    My indignation about public traffic safety will be thrown out the window again on May 28th when I leave for a month to travel to Indonesia and Taiwan again. In Taiwan, traffic signals and signs are a mere suggestion which beetle nut chewing hazed commuters and glue sniffing taxi drivers may or may not regard. In Indonesia, it’s just an all out free for all. Particularly on a motorcycle. Time again for me to research travellers insurance!

  2. Uncle Andrew Says:

    Oh, those traffic lights are hands-down ADORABLE. Why do all the Asian countries do Western technology so much better (and cuter) than the West?

    Are you heading on another job-hunt-related tour of the Pacific Rim,or are you going on a brothel junket? 😛

  3. Michael Haring Says:

    Brothel Junket of course! Nah, but who knows, I may bring back a wife on one of these trips.

    I’m going mostly for vacation and a bit of collaberation between aquaulture research institutions.
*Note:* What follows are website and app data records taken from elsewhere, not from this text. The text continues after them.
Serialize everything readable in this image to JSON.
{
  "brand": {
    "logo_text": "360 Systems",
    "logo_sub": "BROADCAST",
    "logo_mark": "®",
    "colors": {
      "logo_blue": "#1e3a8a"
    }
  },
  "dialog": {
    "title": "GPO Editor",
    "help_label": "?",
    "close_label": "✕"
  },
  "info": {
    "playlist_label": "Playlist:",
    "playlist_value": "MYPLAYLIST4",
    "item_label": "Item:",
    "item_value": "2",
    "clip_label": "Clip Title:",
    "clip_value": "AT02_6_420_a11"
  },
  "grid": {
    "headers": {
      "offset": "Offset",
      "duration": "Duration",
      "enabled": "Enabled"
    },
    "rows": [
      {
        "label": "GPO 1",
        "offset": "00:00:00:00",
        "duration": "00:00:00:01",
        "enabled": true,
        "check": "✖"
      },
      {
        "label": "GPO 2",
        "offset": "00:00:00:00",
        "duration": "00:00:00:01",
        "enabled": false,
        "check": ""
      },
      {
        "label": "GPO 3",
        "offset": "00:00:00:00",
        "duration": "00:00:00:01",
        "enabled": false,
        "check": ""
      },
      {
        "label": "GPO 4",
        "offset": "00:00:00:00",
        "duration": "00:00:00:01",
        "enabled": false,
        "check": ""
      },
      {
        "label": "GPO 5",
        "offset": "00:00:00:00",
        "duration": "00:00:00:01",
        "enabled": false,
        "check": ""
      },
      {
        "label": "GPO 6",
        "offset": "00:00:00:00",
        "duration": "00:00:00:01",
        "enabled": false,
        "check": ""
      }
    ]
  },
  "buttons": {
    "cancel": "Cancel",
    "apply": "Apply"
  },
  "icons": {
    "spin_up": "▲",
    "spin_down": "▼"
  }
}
I’m also attempting to bring back giant gourami from Indonesia to Hawaii for my hatchery and make the stock available to local farmers here after quarantine. Anything I can do to facilitate more travel in the future to south asia is good for me!

  4. Uncle Andrew Says:

    Your work just fascinates me, Man.

    I take it then that you managed to find more work in HI, as the last time you were cruising the Pacific Rim it was in the hopes of landing a new job….

  5. Michael Haring Says:

    Yup, Albiet a temporary position which is up for renegotiation, I am employed as a research biologist by The University of Hawaii at Hilo. I’ve been bootstrapping their facilities for a couple months now and helping keep a sturgeon hatchery and grow out operation going. I’m hoping it will become a permanant position by the time I return from this trip. Check the website .. http://www.uhh.hawaii.edu/~pacrc/

  6. Uncle Andrew Says:

    Sweet! Ooo, you’re even listed on the Staff page! So cool to see your name up in hypertext. 😉

  7. Tony Lenzer Says:

    Oh, Andrew, it does my creaky old heart So Much Good to hear these words spring forth from the (electronic) lips of the one-time Bad Ass of the Punahou campus! Welcome to the world of the Fuddy Duddies!! Up with Law & Order. Appropos all this, you may be interested to know that Hawaii now has the honor of being the deadliest state in the nation for Elderly Pedestrians…and, to make matters infinitely worse, our State Dept. of Transportation has for years stonewalled on requests for detailed data on the specific locations of fatal and non-fatal road accidents, together with other info needed to plan intelligent interventions. A court-backed FOI request may spring it loose…finally!

    PS: Andrew – is there a way for me to make this teeny weeny type BIGGER (other than writing all in CAPS?)

    PS : Mike – encountered your dad in the baabba shop recently; he’s looking great!

  8. Michael Haring Says:

    Tony, Well Dad was looking great ….until he was run over by an out of control golf cart driven by a non-english speaking Taiwanese guy at the Klipper course on KMCAS. He’s got a severed achillies and is cut to the bone on his other leg. Sequestered to a wheel chair for a while 🙁

  9. Uncle Andrew Says:

    Oh my GOD, Mike, what a bummer! Wish him well for me. 😥

Leave a Reply

All comments containing hyperlinks are held for approval, so don't worry if your comment doesn't show up immediately. (I'm not editing for content, just weeding out the more obvious comment spam.)

All portions of this site are © Andrew Lenzer, all rights reserved, unless otherwise noted.